#### Required action:
Please output the data exactly, without omitting anything.

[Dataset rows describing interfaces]

══════════════════════════════

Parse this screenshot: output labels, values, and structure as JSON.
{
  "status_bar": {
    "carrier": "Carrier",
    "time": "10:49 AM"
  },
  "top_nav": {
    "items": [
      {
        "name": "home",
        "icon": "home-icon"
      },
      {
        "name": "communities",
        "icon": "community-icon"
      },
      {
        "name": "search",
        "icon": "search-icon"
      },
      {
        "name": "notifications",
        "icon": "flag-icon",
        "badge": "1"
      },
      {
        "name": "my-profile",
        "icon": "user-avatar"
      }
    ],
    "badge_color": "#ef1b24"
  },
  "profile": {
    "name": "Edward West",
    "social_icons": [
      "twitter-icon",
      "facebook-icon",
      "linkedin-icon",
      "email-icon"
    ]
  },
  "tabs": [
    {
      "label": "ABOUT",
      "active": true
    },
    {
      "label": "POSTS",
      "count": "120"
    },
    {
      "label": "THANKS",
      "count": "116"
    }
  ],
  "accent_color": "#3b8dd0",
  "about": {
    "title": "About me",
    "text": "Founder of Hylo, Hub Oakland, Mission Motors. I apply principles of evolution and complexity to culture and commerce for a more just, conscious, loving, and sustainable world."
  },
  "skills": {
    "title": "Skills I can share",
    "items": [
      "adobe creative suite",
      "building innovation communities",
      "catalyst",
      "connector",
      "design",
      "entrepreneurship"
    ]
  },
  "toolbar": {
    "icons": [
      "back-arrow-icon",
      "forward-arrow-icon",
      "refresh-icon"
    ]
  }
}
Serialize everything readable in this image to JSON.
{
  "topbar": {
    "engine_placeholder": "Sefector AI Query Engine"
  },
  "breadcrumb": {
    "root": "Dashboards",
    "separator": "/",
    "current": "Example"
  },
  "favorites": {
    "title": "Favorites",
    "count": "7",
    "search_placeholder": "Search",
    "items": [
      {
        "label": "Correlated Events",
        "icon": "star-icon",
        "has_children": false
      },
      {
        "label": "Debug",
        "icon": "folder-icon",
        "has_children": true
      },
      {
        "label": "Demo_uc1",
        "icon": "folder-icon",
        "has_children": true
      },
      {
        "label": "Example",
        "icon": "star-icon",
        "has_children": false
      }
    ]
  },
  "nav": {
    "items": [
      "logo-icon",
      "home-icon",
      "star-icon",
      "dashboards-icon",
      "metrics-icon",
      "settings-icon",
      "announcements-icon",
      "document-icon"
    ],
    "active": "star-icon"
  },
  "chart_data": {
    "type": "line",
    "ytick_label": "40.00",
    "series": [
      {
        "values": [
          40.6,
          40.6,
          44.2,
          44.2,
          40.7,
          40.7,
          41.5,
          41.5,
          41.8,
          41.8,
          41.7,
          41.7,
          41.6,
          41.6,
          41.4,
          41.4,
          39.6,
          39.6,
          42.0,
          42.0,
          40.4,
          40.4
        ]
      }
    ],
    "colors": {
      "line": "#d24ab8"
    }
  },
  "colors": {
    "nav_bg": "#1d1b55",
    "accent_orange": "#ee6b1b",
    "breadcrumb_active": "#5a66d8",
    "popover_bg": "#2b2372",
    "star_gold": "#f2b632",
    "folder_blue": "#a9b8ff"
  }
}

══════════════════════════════

#### Your response:
Parse this screenshot: output labels, values, and structure as JSON.
{
  "status_bar": {
    "carrier": "Carrier",
    "time": "10:49 AM"
  },
  "top_nav": {
    "items": [
      {
        "name": "home",
        "icon": "home-icon"
      },
      {
        "name": "communities",
        "icon": "community-icon"
      },
      {
        "name": "search",
        "icon": "search-icon"
      },
      {
        "name": "notifications",
        "icon": "flag-icon",
        "badge": "1"
      },
      {
        "name": "my-profile",
        "icon": "user-avatar"
      }
    ],
    "badge_color": "#ef1b24"
  },
  "profile": {
    "name": "Edward West",
    "social_icons": [
      "twitter-icon",
      "facebook-icon",
      "linkedin-icon",
      "email-icon"
    ]
  },
  "tabs": [
    {
      "label": "ABOUT",
      "active": true
    },
    {
      "label": "POSTS",
      "count": "120"
    },
    {
      "label": "THANKS",
      "count": "116"
    }
  ],
  "accent_color": "#3b8dd0",
  "about": {
    "title": "About me",
    "text": "Founder of Hylo, Hub Oakland, Mission Motors. I apply principles of evolution and complexity to culture and commerce for a more just, conscious, loving, and sustainable world."
  },
  "skills": {
    "title": "Skills I can share",
    "items": [
      "adobe creative suite",
      "building innovation communities",
      "catalyst",
      "connector",
      "design",
      "entrepreneurship"
    ]
  },
  "toolbar": {
    "icons": [
      "back-arrow-icon",
      "forward-arrow-icon",
      "refresh-icon"
    ]
  }
}
Serialize everything readable in this image to JSON.
{
  "topbar": {
    "engine_placeholder": "Sefector AI Query Engine"
  },
  "breadcrumb": {
    "root": "Dashboards",
    "separator": "/",
    "current": "Example"
  },
  "favorites": {
    "title": "Favorites",
    "count": "7",
    "search_placeholder": "Search",
    "items": [
      {
        "label": "Correlated Events",
        "icon": "star-icon",
        "has_children": false
      },
      {
        "label": "Debug",
        "icon": "folder-icon",
        "has_children": true
      },
      {
        "label": "Demo_uc1",
        "icon": "folder-icon",
        "has_children": true
      },
      {
        "label": "Example",
        "icon": "star-icon",
        "has_children": false
      }
    ]
  },
  "nav": {
    "items": [
      "logo-icon",
      "home-icon",
      "star-icon",
      "dashboards-icon",
      "metrics-icon",
      "settings-icon",
      "announcements-icon",
      "document-icon"
    ],
    "active": "star-icon"
  },
  "chart_data": {
    "type": "line",
    "ytick_label": "40.00",
    "series": [
      {
        "values": [
          40.6,
          40.6,
          44.2,
          44.2,
          40.7,
          40.7,
          41.5,
          41.5,
          41.8,
          41.8,
          41.7,
          41.7,
          41.6,
          41.6,
          41.4,
          41.4,
          39.6,
          39.6,
          42.0,
          42.0,
          40.4,
          40.4
        ]
      }
    ],
    "colors": {
      "line": "#d24ab8"
    }
  },
  "colors": {
    "nav_bg": "#1d1b55",
    "accent_orange": "#ee6b1b",
    "breadcrumb_active": "#5a66d8",
    "popover_bg": "#2b2372",
    "star_gold": "#f2b632",
    "folder_blue": "#a9b8ff"
  }
}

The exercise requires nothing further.